Insect behavior is a fascinating thing. Individually, tiny bugs can’t accomplish all that much, but when they cooperate they can dominate an environment. Take fire ants. These venomous little buggers are easy to deal with one at a time, but when they gang up to raid your pantry it can be nearly impossible to get rid of them. The way ants clump up and disperse based on environmental stimuli was the subject of a recent study at Georgia Tech, and the end result is pretty fascinating.
They conducted the experiment by dumping thousands of insects into a measuring device called a rheometer, which is typically used to measure the resistance of more conventional substances. They then administered shear forces to the ants at a variety of speeds, from 0.0001 rpm up to about 100 rpm. As the speed increased, viscosity decreased – the faster they went, the more fire ants “played dead” to avoid injury.

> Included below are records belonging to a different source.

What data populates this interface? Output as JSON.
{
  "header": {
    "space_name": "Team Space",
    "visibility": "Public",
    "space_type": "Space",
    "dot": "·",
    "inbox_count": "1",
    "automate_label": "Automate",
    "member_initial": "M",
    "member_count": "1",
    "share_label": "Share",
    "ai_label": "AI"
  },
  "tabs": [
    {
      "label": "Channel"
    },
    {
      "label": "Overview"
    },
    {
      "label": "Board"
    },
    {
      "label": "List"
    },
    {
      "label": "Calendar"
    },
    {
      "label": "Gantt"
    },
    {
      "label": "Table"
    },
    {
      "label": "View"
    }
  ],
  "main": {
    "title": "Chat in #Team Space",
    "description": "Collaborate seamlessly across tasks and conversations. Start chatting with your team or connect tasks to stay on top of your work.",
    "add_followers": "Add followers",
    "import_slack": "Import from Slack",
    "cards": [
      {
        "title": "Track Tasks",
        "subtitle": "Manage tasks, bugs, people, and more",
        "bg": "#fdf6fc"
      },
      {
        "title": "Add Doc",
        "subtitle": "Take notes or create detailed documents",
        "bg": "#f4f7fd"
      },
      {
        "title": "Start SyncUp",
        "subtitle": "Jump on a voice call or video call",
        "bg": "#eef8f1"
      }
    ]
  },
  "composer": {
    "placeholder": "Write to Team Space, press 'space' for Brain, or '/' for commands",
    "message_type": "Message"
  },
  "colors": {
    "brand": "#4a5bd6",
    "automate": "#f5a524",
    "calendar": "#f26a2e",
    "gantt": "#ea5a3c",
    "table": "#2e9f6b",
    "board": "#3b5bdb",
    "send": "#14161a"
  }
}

Alberto Fernandez-Nieves, an associate professor in the School of Physics, said “It’s not unlike ketchup. The harder you squeeze, the easier it flows. But with ants, this happens much more dramatically than with ketchup.”
In certain conditions, fire ants will also mass together into shapes like a giant ball as seen in the video above. Scientists hope to study these mechanics in more detail to create self-healing materials in the future.Get your balls in the game! Donate to the Sean Kimerling Foundation to win the battle against testicular cancer.